_Data extracts:_

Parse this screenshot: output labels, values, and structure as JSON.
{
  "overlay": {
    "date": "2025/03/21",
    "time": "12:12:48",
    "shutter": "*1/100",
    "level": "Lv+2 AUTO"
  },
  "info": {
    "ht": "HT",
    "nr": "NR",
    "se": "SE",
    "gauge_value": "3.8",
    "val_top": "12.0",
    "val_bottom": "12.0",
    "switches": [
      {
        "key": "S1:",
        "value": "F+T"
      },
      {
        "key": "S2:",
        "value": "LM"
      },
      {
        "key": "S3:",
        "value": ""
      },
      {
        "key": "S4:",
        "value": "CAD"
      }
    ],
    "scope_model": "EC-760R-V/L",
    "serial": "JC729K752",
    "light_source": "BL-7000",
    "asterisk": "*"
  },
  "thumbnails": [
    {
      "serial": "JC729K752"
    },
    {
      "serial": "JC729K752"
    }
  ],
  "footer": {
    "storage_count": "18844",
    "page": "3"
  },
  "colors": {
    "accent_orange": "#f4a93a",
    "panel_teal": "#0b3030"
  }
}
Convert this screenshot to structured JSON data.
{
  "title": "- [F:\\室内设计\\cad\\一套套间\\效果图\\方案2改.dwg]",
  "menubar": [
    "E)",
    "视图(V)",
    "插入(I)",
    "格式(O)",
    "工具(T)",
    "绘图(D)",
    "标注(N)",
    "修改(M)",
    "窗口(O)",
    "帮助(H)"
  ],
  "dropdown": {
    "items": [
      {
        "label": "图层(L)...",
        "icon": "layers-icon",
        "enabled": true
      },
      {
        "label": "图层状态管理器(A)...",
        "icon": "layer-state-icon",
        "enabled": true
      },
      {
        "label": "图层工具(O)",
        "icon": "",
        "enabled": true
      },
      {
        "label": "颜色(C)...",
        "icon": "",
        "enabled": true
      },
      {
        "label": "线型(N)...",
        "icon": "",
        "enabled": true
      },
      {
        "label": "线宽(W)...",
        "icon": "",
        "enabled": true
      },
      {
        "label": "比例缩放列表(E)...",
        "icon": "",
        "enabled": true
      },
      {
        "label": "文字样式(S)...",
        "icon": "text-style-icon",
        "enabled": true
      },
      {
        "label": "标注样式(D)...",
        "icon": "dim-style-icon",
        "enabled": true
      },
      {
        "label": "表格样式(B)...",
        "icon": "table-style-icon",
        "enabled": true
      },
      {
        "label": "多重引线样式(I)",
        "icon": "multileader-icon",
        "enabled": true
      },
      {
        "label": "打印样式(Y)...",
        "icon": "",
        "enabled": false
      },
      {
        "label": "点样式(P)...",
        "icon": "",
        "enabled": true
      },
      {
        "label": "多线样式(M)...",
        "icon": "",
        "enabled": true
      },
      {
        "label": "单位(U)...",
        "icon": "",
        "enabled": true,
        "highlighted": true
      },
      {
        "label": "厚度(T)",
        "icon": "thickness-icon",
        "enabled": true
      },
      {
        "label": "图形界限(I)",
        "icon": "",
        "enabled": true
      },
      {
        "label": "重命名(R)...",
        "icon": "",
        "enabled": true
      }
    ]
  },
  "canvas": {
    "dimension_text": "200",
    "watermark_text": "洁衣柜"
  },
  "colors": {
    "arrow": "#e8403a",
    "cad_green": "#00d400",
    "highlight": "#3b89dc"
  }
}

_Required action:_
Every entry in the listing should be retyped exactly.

_Task solution:_
Parse this screenshot: output labels, values, and structure as JSON.
{
  "overlay": {
    "date": "2025/03/21",
    "time": "12:12:48",
    "shutter": "*1/100",
    "level": "Lv+2 AUTO"
  },
  "info": {
    "ht": "HT",
    "nr": "NR",
    "se": "SE",
    "gauge_value": "3.8",
    "val_top": "12.0",
    "val_bottom": "12.0",
    "switches": [
      {
        "key": "S1:",
        "value": "F+T"
      },
      {
        "key": "S2:",
        "value": "LM"
      },
      {
        "key": "S3:",
        "value": ""
      },
      {
        "key": "S4:",
        "value": "CAD"
      }
    ],
    "scope_model": "EC-760R-V/L",
    "serial": "JC729K752",
    "light_source": "BL-7000",
    "asterisk": "*"
  },
  "thumbnails": [
    {
      "serial": "JC729K752"
    },
    {
      "serial": "JC729K752"
    }
  ],
  "footer": {
    "storage_count": "18844",
    "page": "3"
  },
  "colors": {
    "accent_orange": "#f4a93a",
    "panel_teal": "#0b3030"
  }
}
Convert this screenshot to structured JSON data.
{
  "title": "- [F:\\室内设计\\cad\\一套套间\\效果图\\方案2改.dwg]",
  "menubar": [
    "E)",
    "视图(V)",
    "插入(I)",
    "格式(O)",
    "工具(T)",
    "绘图(D)",
    "标注(N)",
    "修改(M)",
    "窗口(O)",
    "帮助(H)"
  ],
  "dropdown": {
    "items": [
      {
        "label": "图层(L)...",
        "icon": "layers-icon",
        "enabled": true
      },
      {
        "label": "图层状态管理器(A)...",
        "icon": "layer-state-icon",
        "enabled": true
      },
      {
        "label": "图层工具(O)",
        "icon": "",
        "enabled": true
      },
      {
        "label": "颜色(C)...",
        "icon": "",
        "enabled": true
      },
      {
        "label": "线型(N)...",
        "icon": "",
        "enabled": true
      },
      {
        "label": "线宽(W)...",
        "icon": "",
        "enabled": true
      },
      {
        "label": "比例缩放列表(E)...",
        "icon": "",
        "enabled": true
      },
      {
        "label": "文字样式(S)...",
        "icon": "text-style-icon",
        "enabled": true
      },
      {
        "label": "标注样式(D)...",
        "icon": "dim-style-icon",
        "enabled": true
      },
      {
        "label": "表格样式(B)...",
        "icon": "table-style-icon",
        "enabled": true
      },
      {
        "label": "多重引线样式(I)",
        "icon": "multileader-icon",
        "enabled": true
      },
      {
        "label": "打印样式(Y)...",
        "icon": "",
        "enabled": false
      },
      {
        "label": "点样式(P)...",
        "icon": "",
        "enabled": true
      },
      {
        "label": "多线样式(M)...",
        "icon": "",
        "enabled": true
      },
      {
        "label": "单位(U)...",
        "icon": "",
        "enabled": true,
        "highlighted": true
      },
      {
        "label": "厚度(T)",
        "icon": "thickness-icon",
        "enabled": true
      },
      {
        "label": "图形界限(I)",
        "icon": "",
        "enabled": true
      },
      {
        "label": "重命名(R)...",
        "icon": "",
        "enabled": true
      }
    ]
  },
  "canvas": {
    "dimension_text": "200",
    "watermark_text": "洁衣柜"
  },
  "colors": {
    "arrow": "#e8403a",
    "cad_green": "#00d400",
    "highlight": "#3b89dc"
  }
}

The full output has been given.